Graham himself made a strong impression on me. He is a former stand-up comedian, and it shows: in person during the post-show he was ebullient and charming. But he also had a very serious approach to the difficult subject of euthanasia. Rather than strongly propagandizing for or against it, he instead tried to assert the dignity of the person who chooses to exercise his or her will. We never felt that Mahony’s character was making a right or wrong choice, I think – but we did leave the theatre respecting his right to make it.

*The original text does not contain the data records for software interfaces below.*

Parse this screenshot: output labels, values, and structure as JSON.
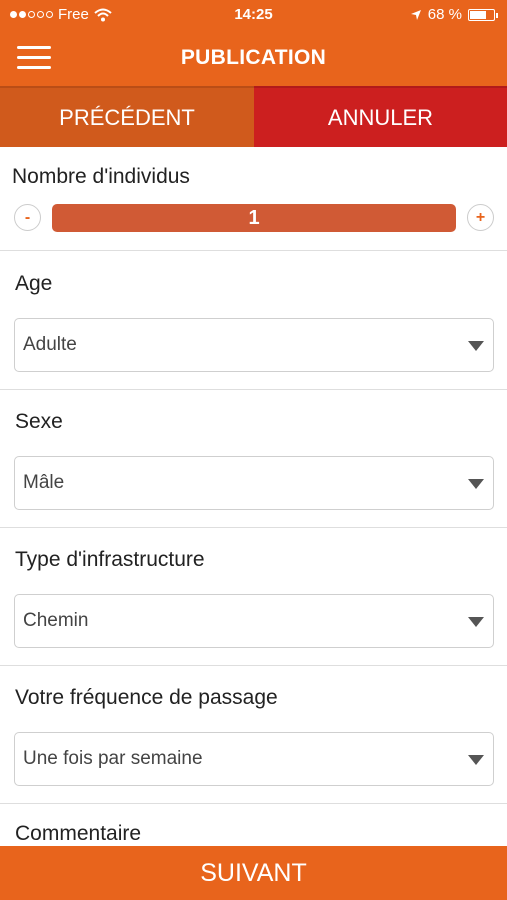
{
  "status_bar": {
    "carrier": "Free",
    "time": "14:25",
    "battery_percent": "68 %",
    "battery_level": 0.68,
    "signal_bars": 2
  },
  "header": {
    "title": "PUBLICATION"
  },
  "actions": {
    "previous_label": "PRÉCÉDENT",
    "cancel_label": "ANNULER"
  },
  "form": {
    "individuals": {
      "label": "Nombre d'individus",
      "value": "1",
      "minus": "-",
      "plus": "+"
    },
    "age": {
      "label": "Age",
      "selected": "Adulte"
    },
    "sex": {
      "label": "Sexe",
      "selected": "Mâle"
    },
    "infrastructure": {
      "label": "Type d'infrastructure",
      "selected": "Chemin"
    },
    "frequency": {
      "label": "Votre fréquence de passage",
      "selected": "Une fois par semaine"
    },
    "comment": {
      "label": "Commentaire"
    }
  },
  "footer": {
    "next_label": "SUIVANT"
  },
  "colors": {
    "brand_orange": "#e8641c",
    "cancel_red": "#cc1f1f",
    "stepper_bar": "#d05a35"
  }
}
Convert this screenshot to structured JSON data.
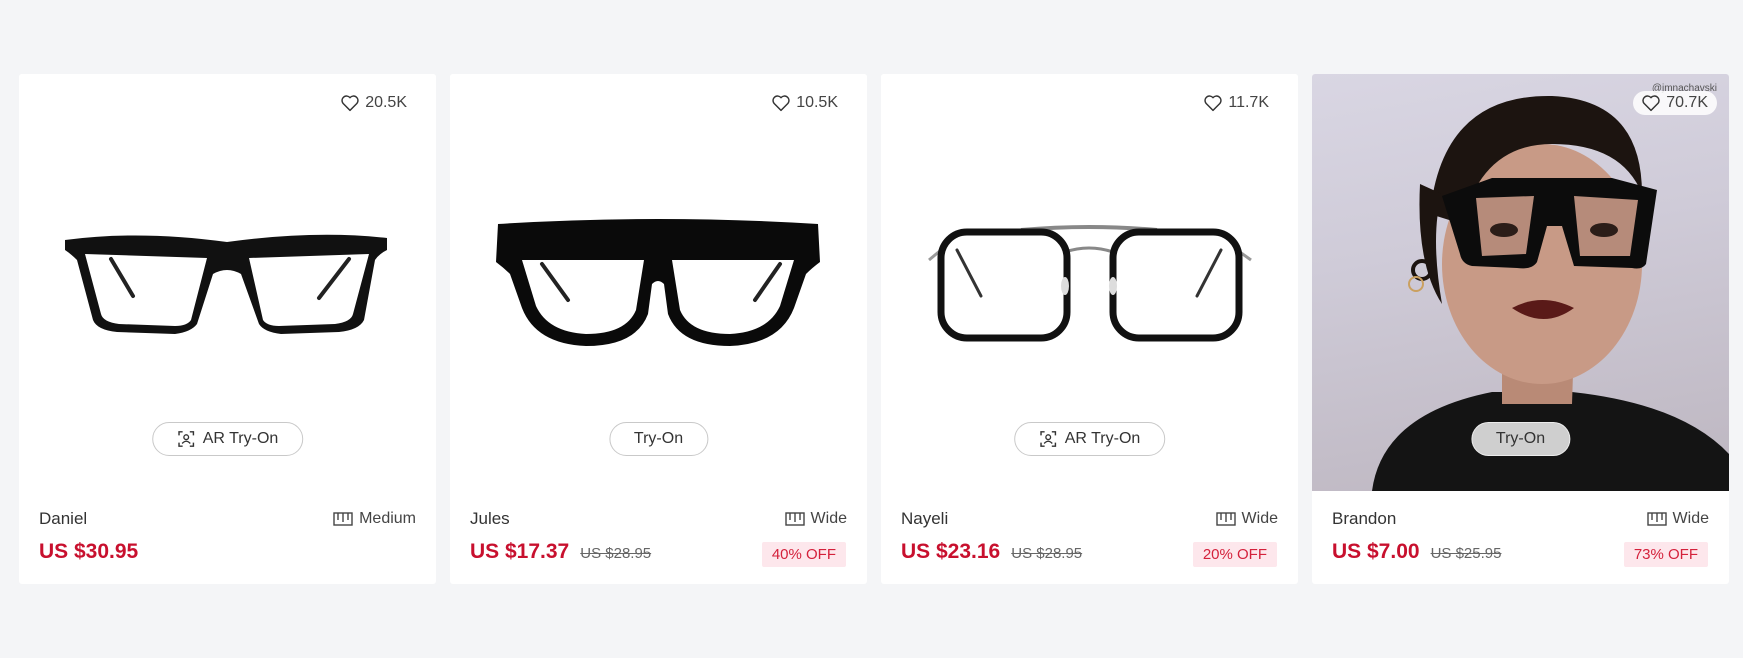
{
  "products": [
    {
      "name": "Daniel",
      "likes": "20.5K",
      "tryon_label": "AR Try-On",
      "fit_label": "Medium",
      "price": "US $30.95",
      "old_price": "",
      "discount": ""
    },
    {
      "name": "Jules",
      "likes": "10.5K",
      "tryon_label": "Try-On",
      "fit_label": "Wide",
      "price": "US $17.37",
      "old_price": "US $28.95",
      "discount": "40% OFF"
    },
    {
      "name": "Nayeli",
      "likes": "11.7K",
      "tryon_label": "AR Try-On",
      "fit_label": "Wide",
      "price": "US $23.16",
      "old_price": "US $28.95",
      "discount": "20% OFF"
    },
    {
      "name": "Brandon",
      "likes": "70.7K",
      "tryon_label": "Try-On",
      "fit_label": "Wide",
      "price": "US $7.00",
      "old_price": "US $25.95",
      "discount": "73% OFF",
      "photo_handle": "@jmnachavski"
    }
  ],
  "colors": {
    "price": "#c8102e",
    "discount_bg": "#fde7ec",
    "discount_text": "#d4213b",
    "page_bg": "#f4f5f7"
  },
  "icons": {
    "like": "heart-icon",
    "ar": "ar-scan-icon",
    "fit": "frame-width-icon"
  }
}
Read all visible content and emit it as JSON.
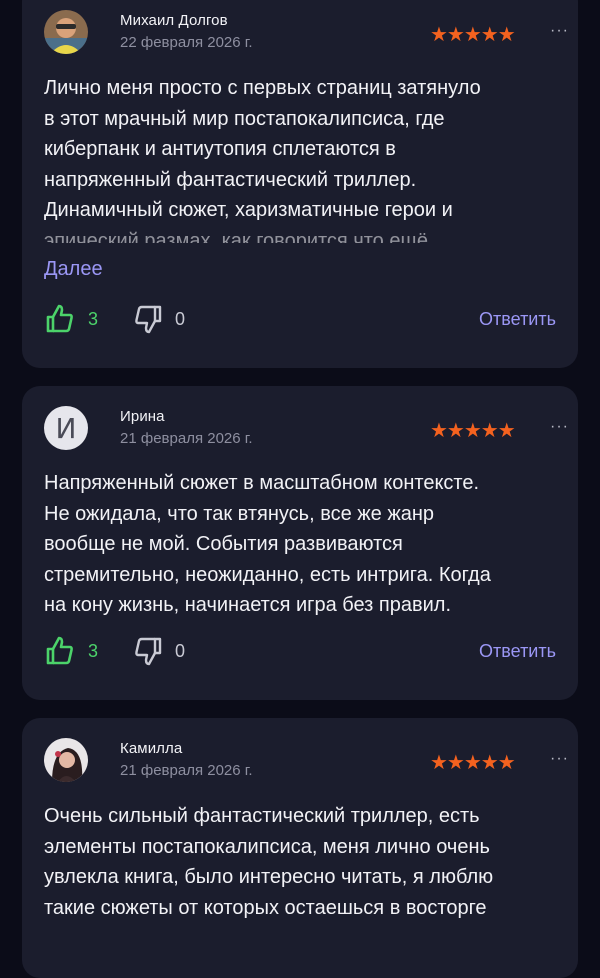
{
  "colors": {
    "background": "#0b0c18",
    "card": "#1b1d2d",
    "star": "#f4621f",
    "like": "#4cd36a",
    "link": "#9b97f5"
  },
  "reviews": [
    {
      "author": "Михаил Долгов",
      "date": "22 февраля 2026 г.",
      "stars": "★★★★★",
      "rating": 5,
      "more": "···",
      "lines": [
        "Лично меня просто с первых страниц затянуло",
        "в этот мрачный мир постапокалипсиса, где",
        "киберпанк и антиутопия сплетаются в",
        "напряженный фантастический триллер.",
        "Динамичный сюжет, харизматичные герои и",
        "эпический размах, как говорится что ещё"
      ],
      "more_link": "Далее",
      "likes": "3",
      "dislikes": "0",
      "reply": "Ответить"
    },
    {
      "author": "Ирина",
      "avatar_letter": "И",
      "date": "21 февраля 2026 г.",
      "stars": "★★★★★",
      "rating": 5,
      "more": "···",
      "lines": [
        "Напряженный сюжет в масштабном контексте.",
        "Не ожидала, что так втянусь, все же жанр",
        "вообще не мой. События развиваются",
        "стремительно, неожиданно, есть интрига. Когда",
        "на кону жизнь, начинается игра без правил."
      ],
      "likes": "3",
      "dislikes": "0",
      "reply": "Ответить"
    },
    {
      "author": "Камилла",
      "date": "21 февраля 2026 г.",
      "stars": "★★★★★",
      "rating": 5,
      "more": "···",
      "lines": [
        "Очень сильный фантастический триллер, есть",
        "элементы постапокалипсиса, меня лично очень",
        "увлекла книга, было интересно читать, я люблю",
        "такие сюжеты от которых остаешься в восторге"
      ]
    }
  ]
}
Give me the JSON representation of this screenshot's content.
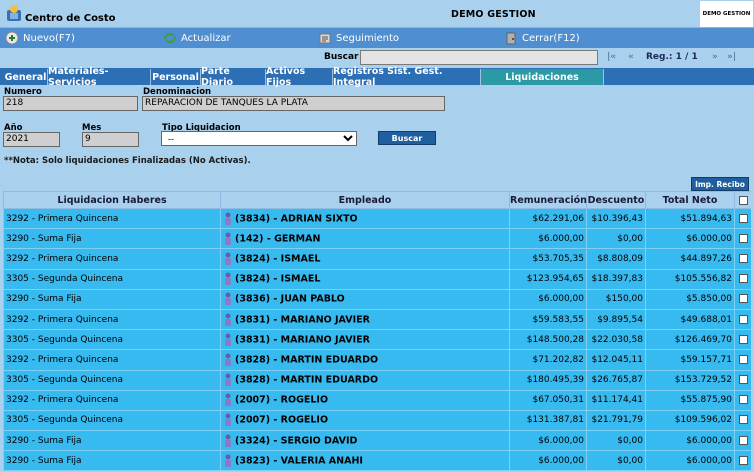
{
  "window": {
    "title": "Centro de Costo",
    "center_title": "DEMO GESTION",
    "brand": "DEMO GESTION"
  },
  "toolbar": {
    "nuevo": "Nuevo(F7)",
    "actualizar": "Actualizar",
    "seguimiento": "Seguimiento",
    "cerrar": "Cerrar(F12)"
  },
  "search": {
    "label": "Buscar",
    "value": "",
    "first": "|«",
    "prev": "«",
    "next": "»",
    "last": "»|",
    "reg": "Reg.: 1 / 1"
  },
  "tabs": [
    "General",
    "Materiales-Servicios",
    "Personal",
    "Parte Diario",
    "Activos Fijos",
    "Registros Sist. Gest. Integral",
    "Liquidaciones"
  ],
  "form": {
    "numero_label": "Numero",
    "numero": "218",
    "denominacion_label": "Denominacion",
    "denominacion": "REPARACION DE TANQUES LA PLATA",
    "anio_label": "Año",
    "anio": "2021",
    "mes_label": "Mes",
    "mes": "9",
    "tipo_label": "Tipo Liquidacion",
    "tipo": "--",
    "buscar": "Buscar",
    "nota": "**Nota: Solo liquidaciones Finalizadas (No Activas).",
    "imp_recibo": "Imp. Recibo"
  },
  "table": {
    "headers": [
      "Liquidacion Haberes",
      "Empleado",
      "Remuneración",
      "Descuento",
      "Total Neto"
    ],
    "rows": [
      {
        "liq": "3292 - Primera Quincena",
        "emp": "(3834) - ADRIAN SIXTO",
        "rem": "$62.291,06",
        "desc": "$10.396,43",
        "neto": "$51.894,63"
      },
      {
        "liq": "3290 - Suma Fija",
        "emp": "(142) - GERMAN",
        "rem": "$6.000,00",
        "desc": "$0,00",
        "neto": "$6.000,00"
      },
      {
        "liq": "3292 - Primera Quincena",
        "emp": "(3824) - ISMAEL",
        "rem": "$53.705,35",
        "desc": "$8.808,09",
        "neto": "$44.897,26"
      },
      {
        "liq": "3305 - Segunda Quincena",
        "emp": "(3824) - ISMAEL",
        "rem": "$123.954,65",
        "desc": "$18.397,83",
        "neto": "$105.556,82"
      },
      {
        "liq": "3290 - Suma Fija",
        "emp": "(3836) - JUAN PABLO",
        "rem": "$6.000,00",
        "desc": "$150,00",
        "neto": "$5.850,00"
      },
      {
        "liq": "3292 - Primera Quincena",
        "emp": "(3831) - MARIANO JAVIER",
        "rem": "$59.583,55",
        "desc": "$9.895,54",
        "neto": "$49.688,01"
      },
      {
        "liq": "3305 - Segunda Quincena",
        "emp": "(3831) - MARIANO JAVIER",
        "rem": "$148.500,28",
        "desc": "$22.030,58",
        "neto": "$126.469,70"
      },
      {
        "liq": "3292 - Primera Quincena",
        "emp": "(3828) - MARTIN EDUARDO",
        "rem": "$71.202,82",
        "desc": "$12.045,11",
        "neto": "$59.157,71"
      },
      {
        "liq": "3305 - Segunda Quincena",
        "emp": "(3828) - MARTIN EDUARDO",
        "rem": "$180.495,39",
        "desc": "$26.765,87",
        "neto": "$153.729,52"
      },
      {
        "liq": "3292 - Primera Quincena",
        "emp": "(2007) - ROGELIO",
        "rem": "$67.050,31",
        "desc": "$11.174,41",
        "neto": "$55.875,90"
      },
      {
        "liq": "3305 - Segunda Quincena",
        "emp": "(2007) - ROGELIO",
        "rem": "$131.387,81",
        "desc": "$21.791,79",
        "neto": "$109.596,02"
      },
      {
        "liq": "3290 - Suma Fija",
        "emp": "(3324) - SERGIO DAVID",
        "rem": "$6.000,00",
        "desc": "$0,00",
        "neto": "$6.000,00"
      },
      {
        "liq": "3290 - Suma Fija",
        "emp": "(3823) - VALERIA ANAHI",
        "rem": "$6.000,00",
        "desc": "$0,00",
        "neto": "$6.000,00"
      }
    ]
  }
}
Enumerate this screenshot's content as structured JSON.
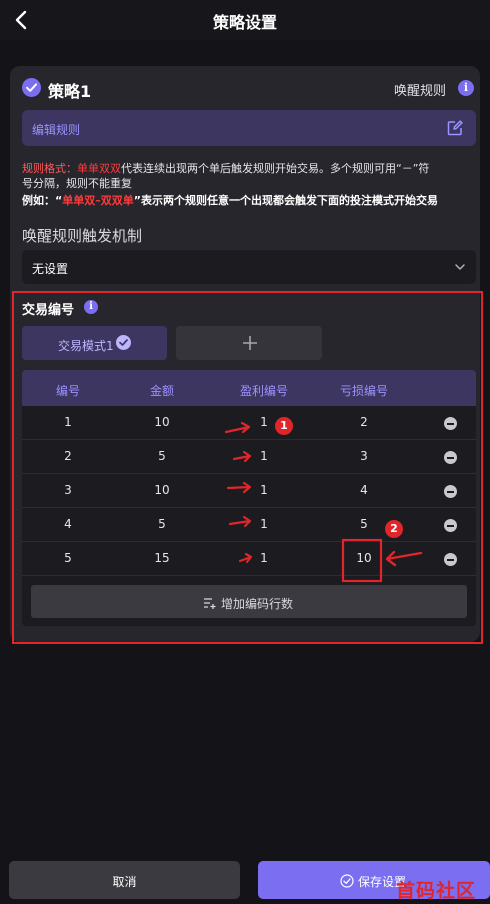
{
  "header": {
    "title": "策略设置",
    "back_icon": "chevron-left-icon"
  },
  "strategy": {
    "name": "策略1",
    "wake_rule_label": "唤醒规则",
    "info_icon": "i",
    "edit_rule_label": "编辑规则"
  },
  "hint": {
    "label": "规则格式：",
    "example_red": "单单双双",
    "line1_rest": "代表连续出现两个单后触发规则开始交易。多个规则可用“－”符",
    "line2": "号分隔，规则不能重复",
    "line3_prefix": "例如：“",
    "line3_red": "单单双–双双单",
    "line3_rest": "”表示两个规则任意一个出现都会触发下面的投注模式开始交易"
  },
  "trigger": {
    "title": "唤醒规则触发机制",
    "selected": "无设置"
  },
  "trade": {
    "title": "交易编号",
    "info_icon": "i",
    "mode_tab_label": "交易模式1",
    "columns": [
      "编号",
      "金额",
      "盈利编号",
      "亏损编号"
    ],
    "rows": [
      {
        "id": "1",
        "amount": "10",
        "profit": "1",
        "loss": "2"
      },
      {
        "id": "2",
        "amount": "5",
        "profit": "1",
        "loss": "3"
      },
      {
        "id": "3",
        "amount": "10",
        "profit": "1",
        "loss": "4"
      },
      {
        "id": "4",
        "amount": "5",
        "profit": "1",
        "loss": "5"
      },
      {
        "id": "5",
        "amount": "15",
        "profit": "1",
        "loss": "10"
      }
    ],
    "add_rows_label": "增加编码行数"
  },
  "annotations": {
    "badge1": "1",
    "badge2": "2",
    "color": "#e0262b"
  },
  "footer": {
    "cancel_label": "取消",
    "save_label": "保存设置"
  },
  "watermark": "首码社区",
  "colors": {
    "accent": "#7b6ef0",
    "background": "#141418",
    "card": "#26262c",
    "annotation_red": "#e0262b"
  }
}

Stella and Lou deals with an issue that is less immediate and certainly less contentious – which is the question of what happens to people who find themselves alone in their late 50s or early 60s. The eponymous characters spend much of the play in debate about whether to get together: Stella is frightened of the prospect of being alone (of dying alone, really), and Lou is frightened of the prospect of loving again if doing so brings with it the loss of another person he loves (he is a widower). The play tries to find common ground between these two apparently conflicting fears.

It’s been said many times that our culture prioritises youth over old age. So it was interesting to be in a theatre where the characters on stage matched the age profile of the majority of the people in the audience, who were themselves mostly in their late 50s and early 60s. I kept hearing laughter of recognition in response to the play’s jokes about aging, and a bit of running commentary from the people around me about how the play reminded them of events and people in their own lives.

It had never really occurred to me before that theatre rarely focusses on aging in this way. Yes, there are many plays about dementia, especially in Ireland where it seems like every playwright has written at least one drama on that topic. But I don’t often see characters on stage who resemble so closely the people in the audience. Their accents are different and of course the play’s American setting introduces some cultural differences. But the play’s treatment of aging seemed to hit home.

I was also struck by how good it felt to watch some strong American acting. Two members of the cast have played with Steppenwolf, and it was refreshing to see that style being performed so well. It’s difficult to describe this kind of acting without either fetishising it or making it seem bland, but I’m referring here to a kind of heightened or stylised naturalism, whereby the actors talk in ways that seem absolutely credible, even though in reality no-one ever talks or moves like that. Everything is just slightly heightened, from the rhythm and cadences of delivery to the movement around stage. If you wanted to be unfair you could describe this as acting in ALL CAPS, but there’s plenty of room for subtlety in there too.

The style is also evident in the choice of play, which is an 80 minute resolution of a dramatic problem. The setting is the real world and if there is something a bit too reassuring about the raising of problems only to persuade the audience that they can be wrapped up in less than 90 minutes, the discussion is usually stimulating and engaging.

The introduction of interesting American work has been a specialism of the Galway Arts Festival over the years. Bruce Norris’s Purple Heart is on in London at the moment, but it was seen in Galway some years ago when Steppenwolf brought it here. And one of the most memorable experiences I’ve had at the Arts Festival was a play by Craig Wright called Orange Flower Water back in 2004. Wright was one of the writers on Six Feet Under, and his play explored the ways in which sex and love ought to complement each other but can instead cancel each other out (rather like Six Feet Under, in fact).

Stella and Lou won’t be to everyone’s taste but I appreciated it for its focus on plot, character, discussion, realism and – most of all – first-rate acting.